Terracotta Warriors provides an intriguing, original and up-to-date account of one of the wonders of the ancient world. This is the first audiobook available for the general listener which incorporates the most recent excavations, new theories and discoveries. In one of the most astounding archaeological discoveries of all time, the Terracotta Warriors were discovered by chance by farmers in 1974. We now understand that the excavated pits containing nearly 8,000 warriors and hundreds of horses are only part of a much grander mausoleum complex. There is a great deal still to be discovered and understood about the entire area, which is now thought to cover around 100 square kilometres. And there is the tantalising possibility of the opening of the imperial tomb. With unique access to the leading Chinese archaeologists and historians - including the full support of the Shaanxi Provincial Cultural Relics Bureau, responsible for all archaeological sites and museums in the province - Burman is able to guide us through the ancient Chinese concept of longevity and the afterlife, essential to understand the mausoleum.

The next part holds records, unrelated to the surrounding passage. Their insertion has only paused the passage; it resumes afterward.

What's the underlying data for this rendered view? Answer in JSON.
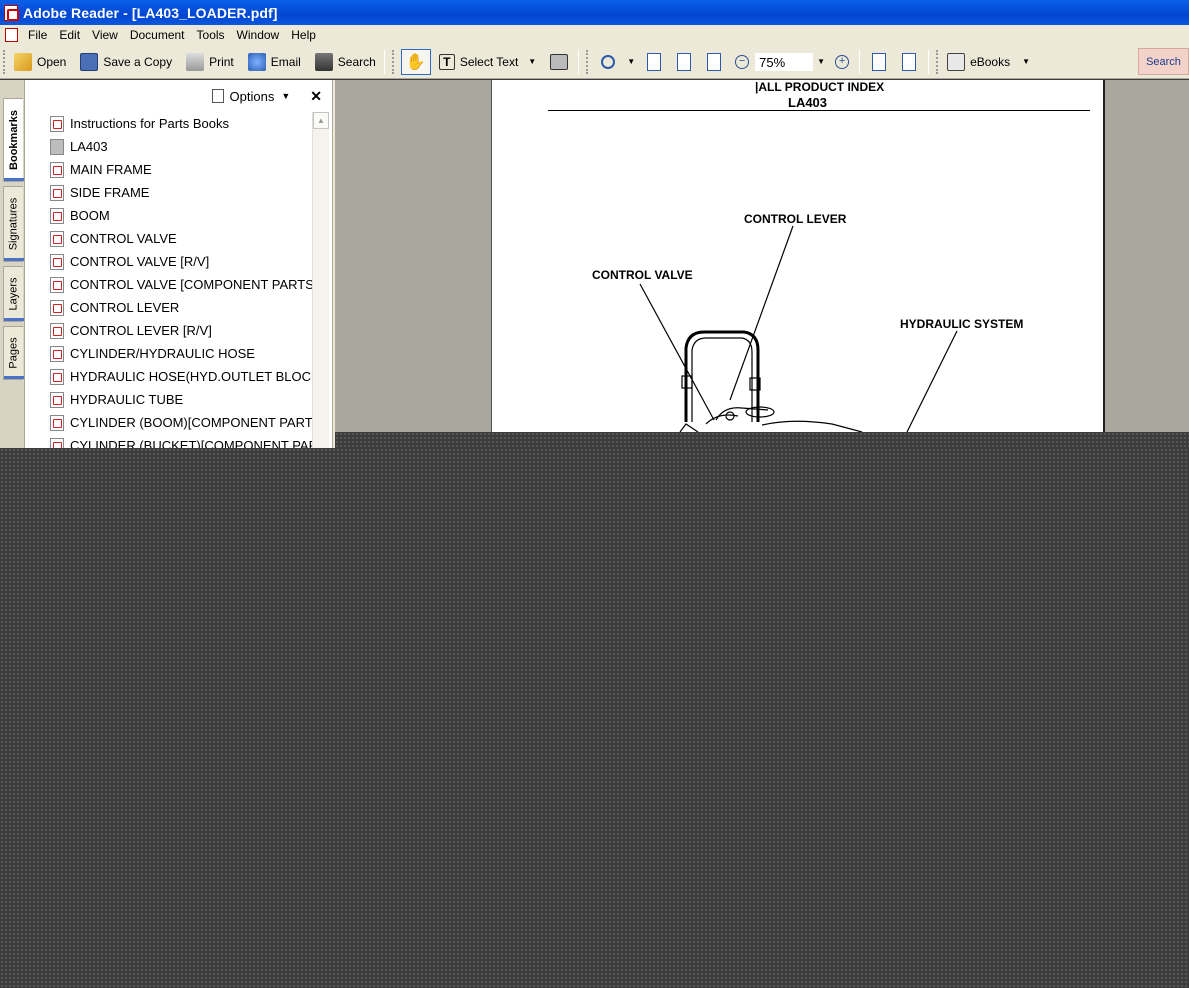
{
  "window": {
    "title": "Adobe Reader - [LA403_LOADER.pdf]"
  },
  "menu": [
    "File",
    "Edit",
    "View",
    "Document",
    "Tools",
    "Window",
    "Help"
  ],
  "toolbar": {
    "open": "Open",
    "save_copy": "Save a Copy",
    "print": "Print",
    "email": "Email",
    "search": "Search",
    "select_text": "Select Text",
    "zoom": "75%",
    "ebooks": "eBooks",
    "search_right": "Search"
  },
  "side_tabs": [
    "Bookmarks",
    "Signatures",
    "Layers",
    "Pages"
  ],
  "panel": {
    "options": "Options",
    "close": "✕",
    "bookmarks": [
      {
        "label": "Instructions for Parts Books",
        "icon": "pdf-page-icon"
      },
      {
        "label": "LA403",
        "icon": "gray-page-icon"
      },
      {
        "label": "MAIN FRAME",
        "icon": "pdf-page-icon"
      },
      {
        "label": "SIDE FRAME",
        "icon": "pdf-page-icon"
      },
      {
        "label": "BOOM",
        "icon": "pdf-page-icon"
      },
      {
        "label": "CONTROL VALVE",
        "icon": "pdf-page-icon"
      },
      {
        "label": "CONTROL VALVE [R/V]",
        "icon": "pdf-page-icon"
      },
      {
        "label": "CONTROL VALVE [COMPONENT PARTS",
        "icon": "pdf-page-icon"
      },
      {
        "label": "CONTROL LEVER",
        "icon": "pdf-page-icon"
      },
      {
        "label": "CONTROL LEVER [R/V]",
        "icon": "pdf-page-icon"
      },
      {
        "label": "CYLINDER/HYDRAULIC HOSE",
        "icon": "pdf-page-icon"
      },
      {
        "label": "HYDRAULIC HOSE(HYD.OUTLET BLOCK",
        "icon": "pdf-page-icon"
      },
      {
        "label": "HYDRAULIC TUBE",
        "icon": "pdf-page-icon"
      },
      {
        "label": "CYLINDER (BOOM)[COMPONENT PART",
        "icon": "pdf-page-icon"
      },
      {
        "label": "CYLINDER (BUCKET)[COMPONENT PAR",
        "icon": "pdf-page-icon"
      }
    ]
  },
  "document": {
    "header": "|ALL PRODUCT INDEX",
    "model": "LA403",
    "labels": {
      "control_lever": "CONTROL LEVER",
      "control_valve": "CONTROL VALVE",
      "hydraulic_system": "HYDRAULIC SYSTEM"
    }
  }
}
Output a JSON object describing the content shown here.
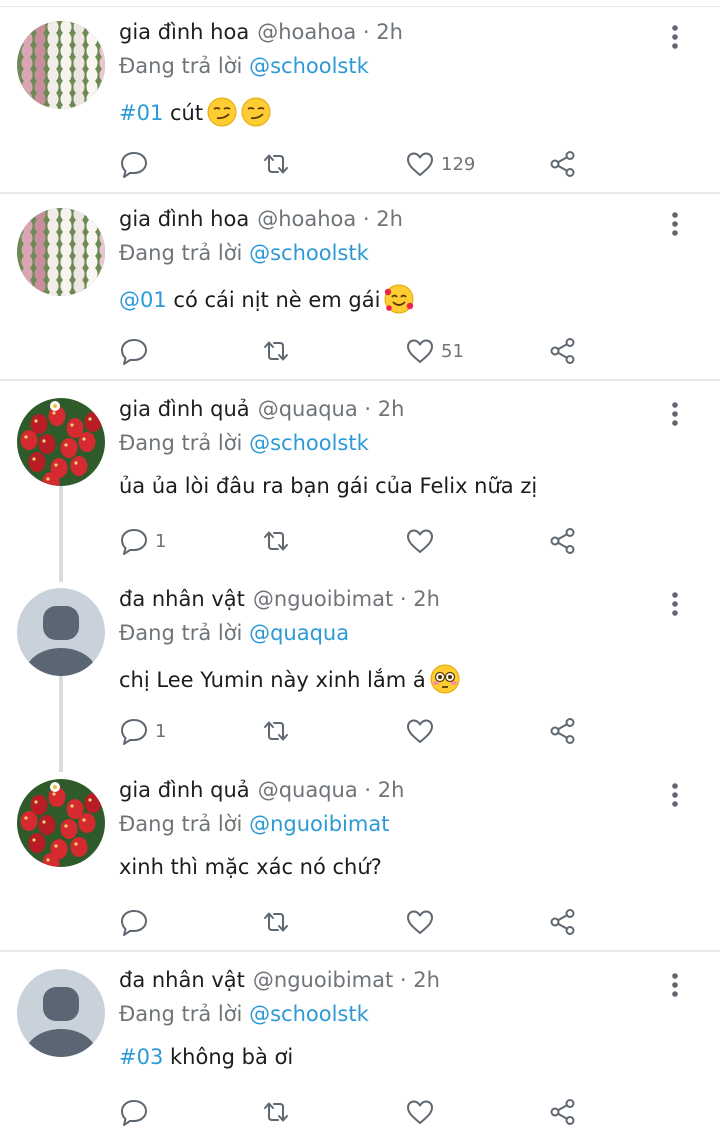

We can see as never before how the Terracotta Warriors strongly represent the fascinating circumstances in which they lived. Read by Roger Davis. PLEASE NOTE: When you purchase this title, the accompanying reference material will be available in your Library section along with the audio. 1. Language: English. Narrator: Roger Davis. Audio sample: http://samples.audible.de/bk/orio/001253/bk_orio_001253_sample.mp3. Digital audiobook in aax.